■ **Task instructions**:
Please restate the records below verbatim, omitting every image they hold.

■ **Working data**:
§

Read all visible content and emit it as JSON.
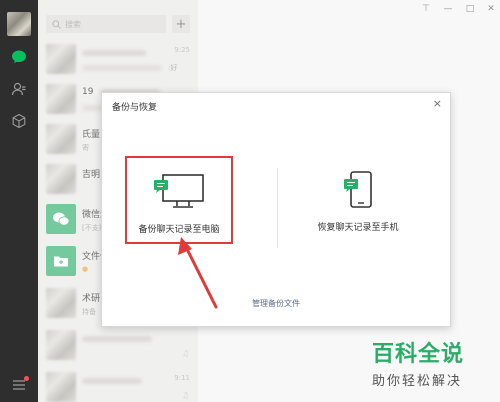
{
  "search": {
    "placeholder": "搜索",
    "add_label": "+"
  },
  "chats": [
    {
      "name": "",
      "sub": ":好",
      "time": "9:25",
      "blur": true
    },
    {
      "name": "19",
      "sub": "",
      "time": "",
      "blur": true
    },
    {
      "name": "氏量",
      "sub": "寄",
      "time": "",
      "blur": true
    },
    {
      "name": "吉明",
      "sub": "",
      "time": "",
      "blur": true
    },
    {
      "name": "微信运",
      "sub": "[不支持",
      "time": "",
      "blur": false,
      "icon": "wechat-bubble-icon"
    },
    {
      "name": "文件传",
      "sub": "",
      "time": "",
      "blur": false,
      "icon": "folder-icon"
    },
    {
      "name": "术研",
      "sub": "持备",
      "time": "",
      "blur": true
    },
    {
      "name": "",
      "sub": "",
      "time": "",
      "blur": true
    },
    {
      "name": "",
      "sub": "",
      "time": "9:11",
      "blur": true
    }
  ],
  "window": {
    "pin": "⊤",
    "minimize": "—",
    "maximize": "□",
    "close": "✕"
  },
  "dialog": {
    "title": "备份与恢复",
    "close": "×",
    "backup_label": "备份聊天记录至电脑",
    "restore_label": "恢复聊天记录至手机",
    "manage_link": "管理备份文件"
  },
  "watermark": {
    "title": "百科全说",
    "subtitle": "助你轻松解决"
  },
  "colors": {
    "accent": "#2aae67",
    "highlight": "#e03a3a",
    "nav": "#2e2e2e"
  }
}
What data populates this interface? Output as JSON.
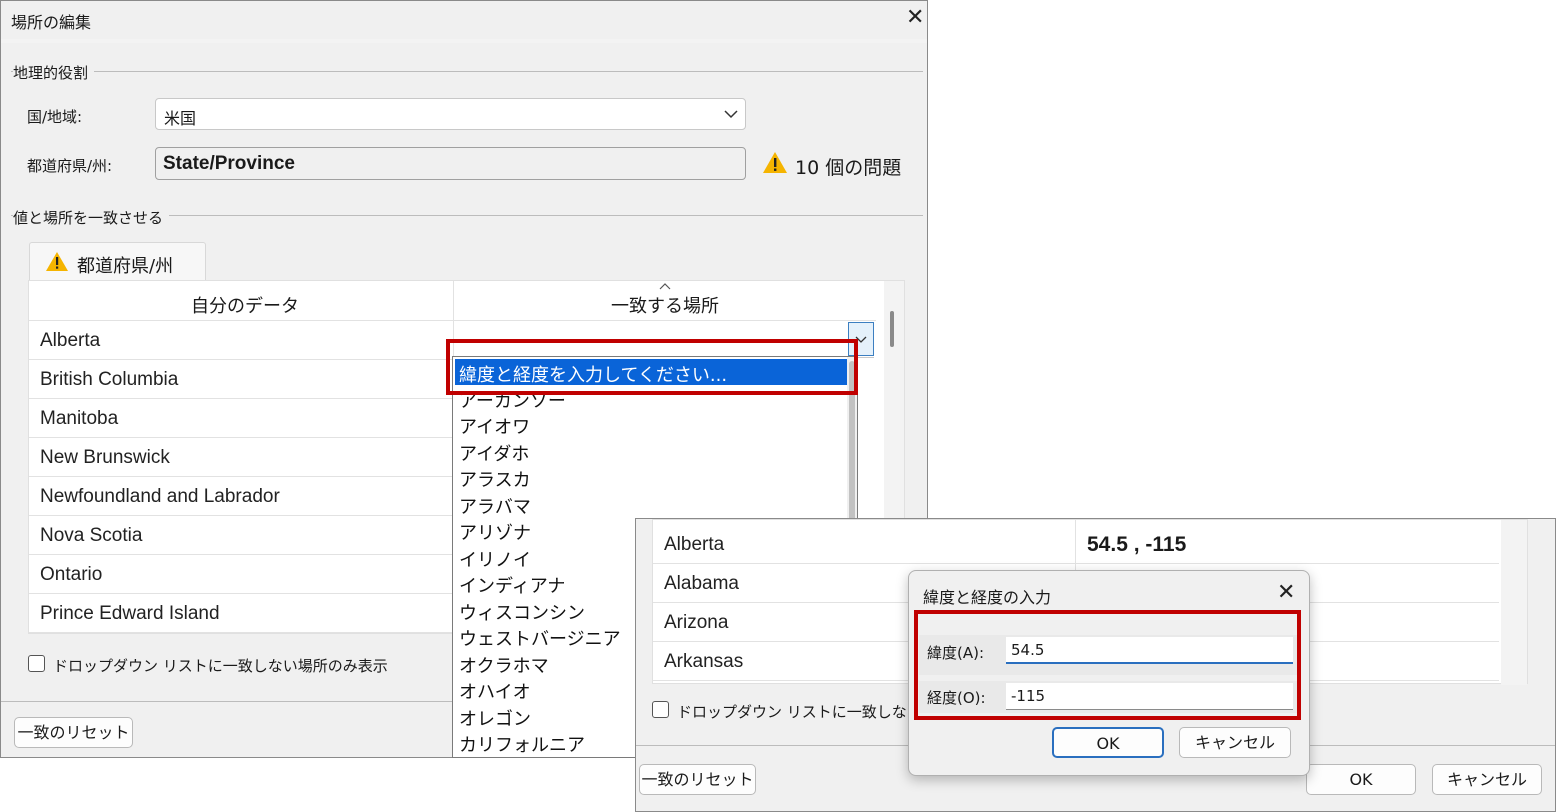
{
  "main_dialog": {
    "title": "場所の編集",
    "geo_group_label": "地理的役割",
    "country_label": "国/地域:",
    "country_value": "米国",
    "state_label": "都道府県/州:",
    "state_value": "State/Province",
    "issues_text": "10 個の問題",
    "match_group_label": "値と場所を一致させる",
    "tab_label": "都道府県/州",
    "col_mydata": "自分のデータ",
    "col_match": "一致する場所",
    "rows": [
      "Alberta",
      "British Columbia",
      "Manitoba",
      "New Brunswick",
      "Newfoundland and Labrador",
      "Nova Scotia",
      "Ontario",
      "Prince Edward Island"
    ],
    "checkbox_label": "ドロップダウン リストに一致しない場所のみ表示",
    "reset_button": "一致のリセット"
  },
  "dropdown": {
    "highlight_item": "緯度と経度を入力してください...",
    "items": [
      "アーカンソー",
      "アイオワ",
      "アイダホ",
      "アラスカ",
      "アラバマ",
      "アリゾナ",
      "イリノイ",
      "インディアナ",
      "ウィスコンシン",
      "ウェストバージニア",
      "オクラホマ",
      "オハイオ",
      "オレゴン",
      "カリフォルニア"
    ]
  },
  "second_dialog": {
    "rows": [
      {
        "name": "Alberta",
        "value": "54.5 , -115"
      },
      {
        "name": "Alabama",
        "value": ""
      },
      {
        "name": "Arizona",
        "value": ""
      },
      {
        "name": "Arkansas",
        "value": ""
      }
    ],
    "checkbox_label": "ドロップダウン リストに一致しない場",
    "reset_button": "一致のリセット",
    "ok_button": "OK",
    "cancel_button": "キャンセル"
  },
  "latlon_dialog": {
    "title": "緯度と経度の入力",
    "lat_label": "緯度(A):",
    "lat_value": "54.5",
    "lon_label": "経度(O):",
    "lon_value": "-115",
    "ok_button": "OK",
    "cancel_button": "キャンセル"
  },
  "colors": {
    "highlight": "#0a64d8",
    "annotation_red": "#c00000",
    "warning": "#f5b400"
  },
  "icons": [
    "close-icon",
    "chevron-down-icon",
    "warning-icon",
    "sort-up-icon"
  ]
}
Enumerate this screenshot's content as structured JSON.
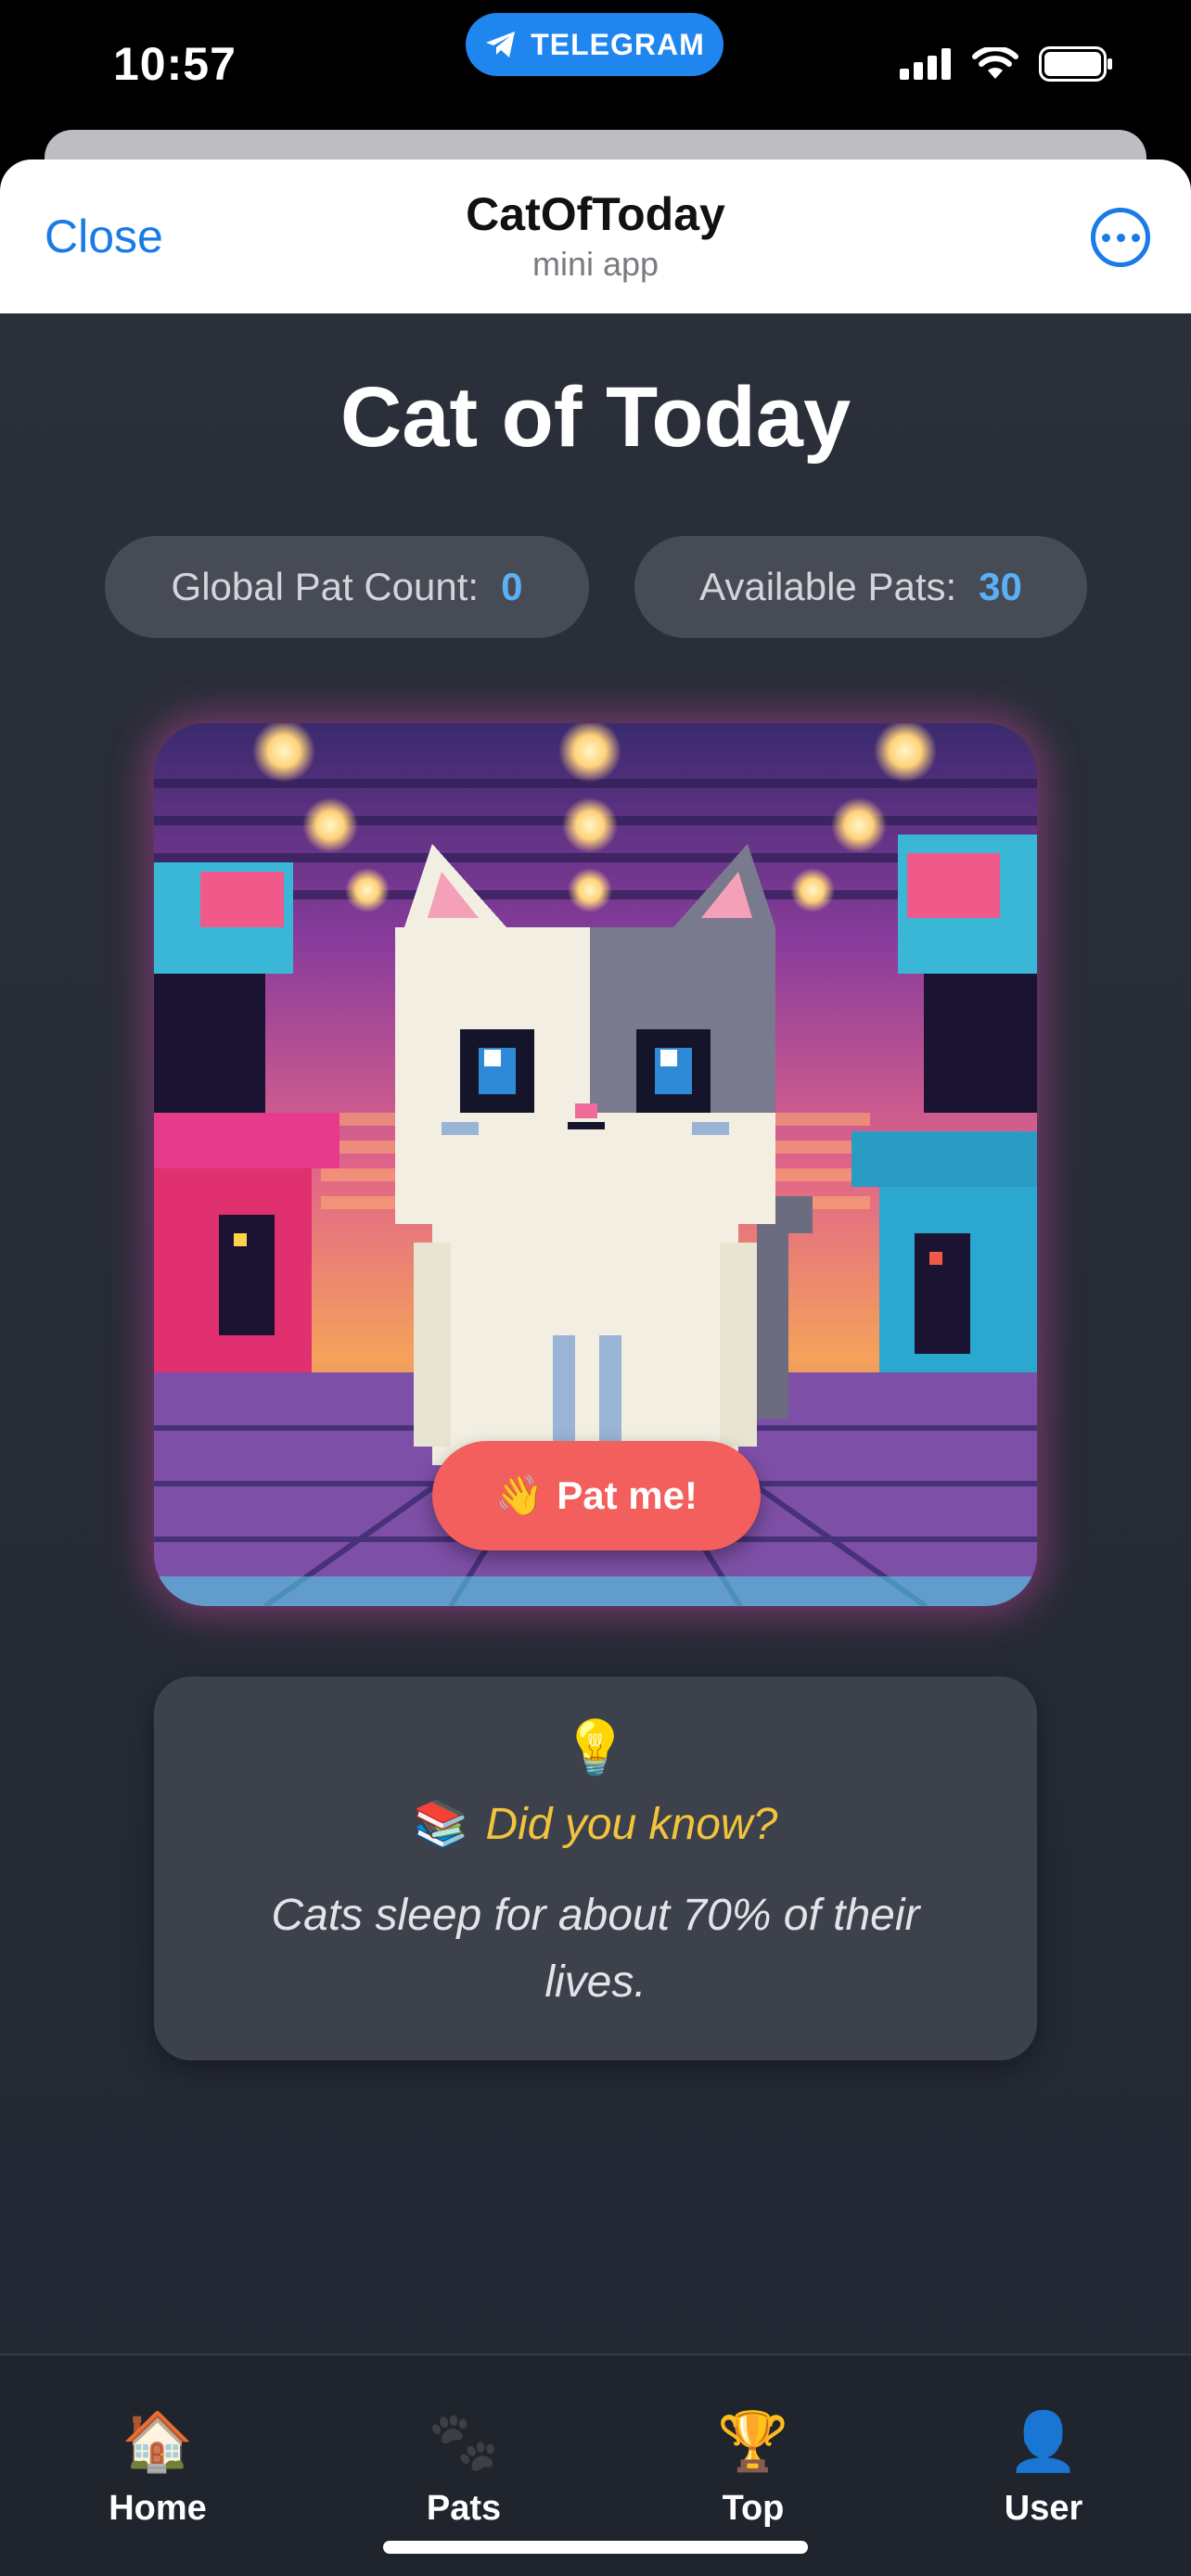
{
  "status_bar": {
    "time": "10:57",
    "telegram_label": "TELEGRAM"
  },
  "header": {
    "close_label": "Close",
    "title": "CatOfToday",
    "subtitle": "mini app",
    "more_icon": "ellipsis-circle-icon"
  },
  "main": {
    "title": "Cat of Today",
    "stats": {
      "global_label": "Global Pat Count:",
      "global_value": "0",
      "available_label": "Available Pats:",
      "available_value": "30"
    },
    "pat_button": {
      "icon": "👋",
      "label": "Pat me!"
    },
    "fact": {
      "bulb_icon": "💡",
      "books_icon": "📚",
      "heading": "Did you know?",
      "text": "Cats sleep for about 70% of their lives."
    }
  },
  "tabs": [
    {
      "label": "Home",
      "icon": "🏠"
    },
    {
      "label": "Pats",
      "icon": "🐾"
    },
    {
      "label": "Top",
      "icon": "🏆"
    },
    {
      "label": "User",
      "icon": "👤"
    }
  ],
  "colors": {
    "accent_blue": "#1a7ae6",
    "telegram_blue": "#1f86f0",
    "pat_button": "#f25f5c",
    "stat_value": "#5ab0f5",
    "fact_heading": "#f2c43b",
    "background": "#262b35"
  }
}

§

■ **Result below**:
Read all visible content and emit it as JSON.
{
  "search": {
    "placeholder": "搜索",
    "add_label": "+"
  },
  "chats": [
    {
      "name": "",
      "sub": ":好",
      "time": "9:25",
      "blur": true
    },
    {
      "name": "19",
      "sub": "",
      "time": "",
      "blur": true
    },
    {
      "name": "氏量",
      "sub": "寄",
      "time": "",
      "blur": true
    },
    {
      "name": "吉明",
      "sub": "",
      "time": "",
      "blur": true
    },
    {
      "name": "微信运",
      "sub": "[不支持",
      "time": "",
      "blur": false,
      "icon": "wechat-bubble-icon"
    },
    {
      "name": "文件传",
      "sub": "",
      "time": "",
      "blur": false,
      "icon": "folder-icon"
    },
    {
      "name": "术研",
      "sub": "持备",
      "time": "",
      "blur": true
    },
    {
      "name": "",
      "sub": "",
      "time": "",
      "blur": true
    },
    {
      "name": "",
      "sub": "",
      "time": "9:11",
      "blur": true
    }
  ],
  "window": {
    "pin": "⊤",
    "minimize": "—",
    "maximize": "□",
    "close": "✕"
  },
  "dialog": {
    "title": "备份与恢复",
    "close": "×",
    "backup_label": "备份聊天记录至电脑",
    "restore_label": "恢复聊天记录至手机",
    "manage_link": "管理备份文件"
  },
  "watermark": {
    "title": "百科全说",
    "subtitle": "助你轻松解决"
  },
  "colors": {
    "accent": "#2aae67",
    "highlight": "#e03a3a",
    "nav": "#2e2e2e"
  }
}
What data populates this interface? Output as JSON.
{
  "main_dialog": {
    "title": "場所の編集",
    "geo_group_label": "地理的役割",
    "country_label": "国/地域:",
    "country_value": "米国",
    "state_label": "都道府県/州:",
    "state_value": "State/Province",
    "issues_text": "10 個の問題",
    "match_group_label": "値と場所を一致させる",
    "tab_label": "都道府県/州",
    "col_mydata": "自分のデータ",
    "col_match": "一致する場所",
    "rows": [
      "Alberta",
      "British Columbia",
      "Manitoba",
      "New Brunswick",
      "Newfoundland and Labrador",
      "Nova Scotia",
      "Ontario",
      "Prince Edward Island"
    ],
    "checkbox_label": "ドロップダウン リストに一致しない場所のみ表示",
    "reset_button": "一致のリセット"
  },
  "dropdown": {
    "highlight_item": "緯度と経度を入力してください...",
    "items": [
      "アーカンソー",
      "アイオワ",
      "アイダホ",
      "アラスカ",
      "アラバマ",
      "アリゾナ",
      "イリノイ",
      "インディアナ",
      "ウィスコンシン",
      "ウェストバージニア",
      "オクラホマ",
      "オハイオ",
      "オレゴン",
      "カリフォルニア"
    ]
  },
  "second_dialog": {
    "rows": [
      {
        "name": "Alberta",
        "value": "54.5 , -115"
      },
      {
        "name": "Alabama",
        "value": ""
      },
      {
        "name": "Arizona",
        "value": ""
      },
      {
        "name": "Arkansas",
        "value": ""
      }
    ],
    "checkbox_label": "ドロップダウン リストに一致しない場",
    "reset_button": "一致のリセット",
    "ok_button": "OK",
    "cancel_button": "キャンセル"
  },
  "latlon_dialog": {
    "title": "緯度と経度の入力",
    "lat_label": "緯度(A):",
    "lat_value": "54.5",
    "lon_label": "経度(O):",
    "lon_value": "-115",
    "ok_button": "OK",
    "cancel_button": "キャンセル"
  },
  "colors": {
    "highlight": "#0a64d8",
    "annotation_red": "#c00000",
    "warning": "#f5b400"
  },
  "icons": [
    "close-icon",
    "chevron-down-icon",
    "warning-icon",
    "sort-up-icon"
  ]
}
Enumerate this screenshot's content as structured JSON.
{
  "status_bar": {
    "time": "10:57",
    "telegram_label": "TELEGRAM"
  },
  "header": {
    "close_label": "Close",
    "title": "CatOfToday",
    "subtitle": "mini app",
    "more_icon": "ellipsis-circle-icon"
  },
  "main": {
    "title": "Cat of Today",
    "stats": {
      "global_label": "Global Pat Count:",
      "global_value": "0",
      "available_label": "Available Pats:",
      "available_value": "30"
    },
    "pat_button": {
      "icon": "👋",
      "label": "Pat me!"
    },
    "fact": {
      "bulb_icon": "💡",
      "books_icon": "📚",
      "heading": "Did you know?",
      "text": "Cats sleep for about 70% of their lives."
    }
  },
  "tabs": [
    {
      "label": "Home",
      "icon": "🏠"
    },
    {
      "label": "Pats",
      "icon": "🐾"
    },
    {
      "label": "Top",
      "icon": "🏆"
    },
    {
      "label": "User",
      "icon": "👤"
    }
  ],
  "colors": {
    "accent_blue": "#1a7ae6",
    "telegram_blue": "#1f86f0",
    "pat_button": "#f25f5c",
    "stat_value": "#5ab0f5",
    "fact_heading": "#f2c43b",
    "background": "#262b35"
  }
}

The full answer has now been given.